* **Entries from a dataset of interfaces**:
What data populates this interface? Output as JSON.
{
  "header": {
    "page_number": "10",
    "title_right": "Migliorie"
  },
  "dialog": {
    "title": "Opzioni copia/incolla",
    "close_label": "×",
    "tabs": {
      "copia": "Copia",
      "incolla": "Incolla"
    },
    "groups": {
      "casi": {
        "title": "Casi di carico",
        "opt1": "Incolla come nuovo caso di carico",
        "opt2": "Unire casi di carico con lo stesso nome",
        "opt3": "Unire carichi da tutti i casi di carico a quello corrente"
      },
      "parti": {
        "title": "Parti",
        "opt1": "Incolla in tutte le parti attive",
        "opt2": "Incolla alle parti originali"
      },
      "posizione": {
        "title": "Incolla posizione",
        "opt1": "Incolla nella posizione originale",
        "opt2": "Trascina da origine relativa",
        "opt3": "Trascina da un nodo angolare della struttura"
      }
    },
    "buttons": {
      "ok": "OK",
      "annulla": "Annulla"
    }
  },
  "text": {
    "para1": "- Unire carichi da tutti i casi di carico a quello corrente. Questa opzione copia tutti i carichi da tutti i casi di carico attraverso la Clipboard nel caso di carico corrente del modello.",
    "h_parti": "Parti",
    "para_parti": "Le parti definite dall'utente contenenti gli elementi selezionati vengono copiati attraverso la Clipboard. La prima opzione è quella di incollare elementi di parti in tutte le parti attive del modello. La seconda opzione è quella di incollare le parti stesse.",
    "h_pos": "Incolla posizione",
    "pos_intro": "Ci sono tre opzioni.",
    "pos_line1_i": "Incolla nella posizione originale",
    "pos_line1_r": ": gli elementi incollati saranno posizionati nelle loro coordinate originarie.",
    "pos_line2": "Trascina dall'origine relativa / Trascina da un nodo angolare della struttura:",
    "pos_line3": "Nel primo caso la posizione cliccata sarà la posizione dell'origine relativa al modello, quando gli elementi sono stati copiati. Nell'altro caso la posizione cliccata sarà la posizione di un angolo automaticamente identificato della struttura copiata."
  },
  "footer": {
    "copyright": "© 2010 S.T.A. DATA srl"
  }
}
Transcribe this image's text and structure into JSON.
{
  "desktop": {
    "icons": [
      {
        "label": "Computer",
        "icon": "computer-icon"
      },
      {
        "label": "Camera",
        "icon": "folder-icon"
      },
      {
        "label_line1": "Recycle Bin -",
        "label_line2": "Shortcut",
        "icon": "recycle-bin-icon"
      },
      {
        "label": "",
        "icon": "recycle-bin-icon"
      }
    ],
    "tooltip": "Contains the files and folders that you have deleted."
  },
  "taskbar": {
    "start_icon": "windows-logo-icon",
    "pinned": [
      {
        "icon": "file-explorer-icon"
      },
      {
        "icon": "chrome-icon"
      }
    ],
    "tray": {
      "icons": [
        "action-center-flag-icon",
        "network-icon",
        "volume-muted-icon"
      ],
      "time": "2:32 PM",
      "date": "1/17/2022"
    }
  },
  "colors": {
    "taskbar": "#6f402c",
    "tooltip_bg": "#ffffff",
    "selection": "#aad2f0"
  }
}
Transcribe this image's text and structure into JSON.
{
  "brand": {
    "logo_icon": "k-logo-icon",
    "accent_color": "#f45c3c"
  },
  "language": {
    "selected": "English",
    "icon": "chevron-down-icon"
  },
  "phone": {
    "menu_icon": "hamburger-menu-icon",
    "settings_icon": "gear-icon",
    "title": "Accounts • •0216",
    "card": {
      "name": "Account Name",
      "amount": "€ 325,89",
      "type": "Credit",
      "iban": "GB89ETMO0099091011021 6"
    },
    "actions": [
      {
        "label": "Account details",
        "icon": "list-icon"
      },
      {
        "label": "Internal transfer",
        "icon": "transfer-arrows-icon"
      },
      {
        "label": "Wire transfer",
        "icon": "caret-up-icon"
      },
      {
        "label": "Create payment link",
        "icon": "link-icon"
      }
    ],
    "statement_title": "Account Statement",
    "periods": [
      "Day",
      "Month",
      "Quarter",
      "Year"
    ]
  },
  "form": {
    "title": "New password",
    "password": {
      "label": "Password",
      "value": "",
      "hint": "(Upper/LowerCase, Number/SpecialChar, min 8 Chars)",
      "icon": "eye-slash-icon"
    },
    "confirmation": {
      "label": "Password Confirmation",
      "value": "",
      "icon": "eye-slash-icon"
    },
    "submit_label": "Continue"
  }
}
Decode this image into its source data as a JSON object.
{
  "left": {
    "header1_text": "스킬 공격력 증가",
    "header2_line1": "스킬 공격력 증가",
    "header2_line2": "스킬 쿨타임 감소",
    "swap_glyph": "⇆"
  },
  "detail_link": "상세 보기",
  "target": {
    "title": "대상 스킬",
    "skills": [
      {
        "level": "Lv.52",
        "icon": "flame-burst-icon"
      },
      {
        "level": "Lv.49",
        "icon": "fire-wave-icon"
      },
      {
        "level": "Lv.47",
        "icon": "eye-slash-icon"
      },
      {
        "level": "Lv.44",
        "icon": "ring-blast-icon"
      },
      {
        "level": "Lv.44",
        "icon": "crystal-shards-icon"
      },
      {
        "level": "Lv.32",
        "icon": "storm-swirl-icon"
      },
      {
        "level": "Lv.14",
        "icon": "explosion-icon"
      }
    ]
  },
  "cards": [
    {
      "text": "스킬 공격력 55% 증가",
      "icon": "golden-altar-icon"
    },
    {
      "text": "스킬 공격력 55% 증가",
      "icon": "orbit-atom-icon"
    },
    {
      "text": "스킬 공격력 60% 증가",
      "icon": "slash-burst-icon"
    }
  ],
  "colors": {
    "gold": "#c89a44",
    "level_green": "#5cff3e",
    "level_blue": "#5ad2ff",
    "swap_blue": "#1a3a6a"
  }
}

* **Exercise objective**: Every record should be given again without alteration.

* **Answer for the task**:
What data populates this interface? Output as JSON.
{
  "header": {
    "page_number": "10",
    "title_right": "Migliorie"
  },
  "dialog": {
    "title": "Opzioni copia/incolla",
    "close_label": "×",
    "tabs": {
      "copia": "Copia",
      "incolla": "Incolla"
    },
    "groups": {
      "casi": {
        "title": "Casi di carico",
        "opt1": "Incolla come nuovo caso di carico",
        "opt2": "Unire casi di carico con lo stesso nome",
        "opt3": "Unire carichi da tutti i casi di carico a quello corrente"
      },
      "parti": {
        "title": "Parti",
        "opt1": "Incolla in tutte le parti attive",
        "opt2": "Incolla alle parti originali"
      },
      "posizione": {
        "title": "Incolla posizione",
        "opt1": "Incolla nella posizione originale",
        "opt2": "Trascina da origine relativa",
        "opt3": "Trascina da un nodo angolare della struttura"
      }
    },
    "buttons": {
      "ok": "OK",
      "annulla": "Annulla"
    }
  },
  "text": {
    "para1": "- Unire carichi da tutti i casi di carico a quello corrente. Questa opzione copia tutti i carichi da tutti i casi di carico attraverso la Clipboard nel caso di carico corrente del modello.",
    "h_parti": "Parti",
    "para_parti": "Le parti definite dall'utente contenenti gli elementi selezionati vengono copiati attraverso la Clipboard. La prima opzione è quella di incollare elementi di parti in tutte le parti attive del modello. La seconda opzione è quella di incollare le parti stesse.",
    "h_pos": "Incolla posizione",
    "pos_intro": "Ci sono tre opzioni.",
    "pos_line1_i": "Incolla nella posizione originale",
    "pos_line1_r": ": gli elementi incollati saranno posizionati nelle loro coordinate originarie.",
    "pos_line2": "Trascina dall'origine relativa / Trascina da un nodo angolare della struttura:",
    "pos_line3": "Nel primo caso la posizione cliccata sarà la posizione dell'origine relativa al modello, quando gli elementi sono stati copiati. Nell'altro caso la posizione cliccata sarà la posizione di un angolo automaticamente identificato della struttura copiata."
  },
  "footer": {
    "copyright": "© 2010 S.T.A. DATA srl"
  }
}
Transcribe this image's text and structure into JSON.
{
  "desktop": {
    "icons": [
      {
        "label": "Computer",
        "icon": "computer-icon"
      },
      {
        "label": "Camera",
        "icon": "folder-icon"
      },
      {
        "label_line1": "Recycle Bin -",
        "label_line2": "Shortcut",
        "icon": "recycle-bin-icon"
      },
      {
        "label": "",
        "icon": "recycle-bin-icon"
      }
    ],
    "tooltip": "Contains the files and folders that you have deleted."
  },
  "taskbar": {
    "start_icon": "windows-logo-icon",
    "pinned": [
      {
        "icon": "file-explorer-icon"
      },
      {
        "icon": "chrome-icon"
      }
    ],
    "tray": {
      "icons": [
        "action-center-flag-icon",
        "network-icon",
        "volume-muted-icon"
      ],
      "time": "2:32 PM",
      "date": "1/17/2022"
    }
  },
  "colors": {
    "taskbar": "#6f402c",
    "tooltip_bg": "#ffffff",
    "selection": "#aad2f0"
  }
}
Transcribe this image's text and structure into JSON.
{
  "brand": {
    "logo_icon": "k-logo-icon",
    "accent_color": "#f45c3c"
  },
  "language": {
    "selected": "English",
    "icon": "chevron-down-icon"
  },
  "phone": {
    "menu_icon": "hamburger-menu-icon",
    "settings_icon": "gear-icon",
    "title": "Accounts • •0216",
    "card": {
      "name": "Account Name",
      "amount": "€ 325,89",
      "type": "Credit",
      "iban": "GB89ETMO0099091011021 6"
    },
    "actions": [
      {
        "label": "Account details",
        "icon": "list-icon"
      },
      {
        "label": "Internal transfer",
        "icon": "transfer-arrows-icon"
      },
      {
        "label": "Wire transfer",
        "icon": "caret-up-icon"
      },
      {
        "label": "Create payment link",
        "icon": "link-icon"
      }
    ],
    "statement_title": "Account Statement",
    "periods": [
      "Day",
      "Month",
      "Quarter",
      "Year"
    ]
  },
  "form": {
    "title": "New password",
    "password": {
      "label": "Password",
      "value": "",
      "hint": "(Upper/LowerCase, Number/SpecialChar, min 8 Chars)",
      "icon": "eye-slash-icon"
    },
    "confirmation": {
      "label": "Password Confirmation",
      "value": "",
      "icon": "eye-slash-icon"
    },
    "submit_label": "Continue"
  }
}
Decode this image into its source data as a JSON object.
{
  "left": {
    "header1_text": "스킬 공격력 증가",
    "header2_line1": "스킬 공격력 증가",
    "header2_line2": "스킬 쿨타임 감소",
    "swap_glyph": "⇆"
  },
  "detail_link": "상세 보기",
  "target": {
    "title": "대상 스킬",
    "skills": [
      {
        "level": "Lv.52",
        "icon": "flame-burst-icon"
      },
      {
        "level": "Lv.49",
        "icon": "fire-wave-icon"
      },
      {
        "level": "Lv.47",
        "icon": "eye-slash-icon"
      },
      {
        "level": "Lv.44",
        "icon": "ring-blast-icon"
      },
      {
        "level": "Lv.44",
        "icon": "crystal-shards-icon"
      },
      {
        "level": "Lv.32",
        "icon": "storm-swirl-icon"
      },
      {
        "level": "Lv.14",
        "icon": "explosion-icon"
      }
    ]
  },
  "cards": [
    {
      "text": "스킬 공격력 55% 증가",
      "icon": "golden-altar-icon"
    },
    {
      "text": "스킬 공격력 55% 증가",
      "icon": "orbit-atom-icon"
    },
    {
      "text": "스킬 공격력 60% 증가",
      "icon": "slash-burst-icon"
    }
  ],
  "colors": {
    "gold": "#c89a44",
    "level_green": "#5cff3e",
    "level_blue": "#5ad2ff",
    "swap_blue": "#1a3a6a"
  }
}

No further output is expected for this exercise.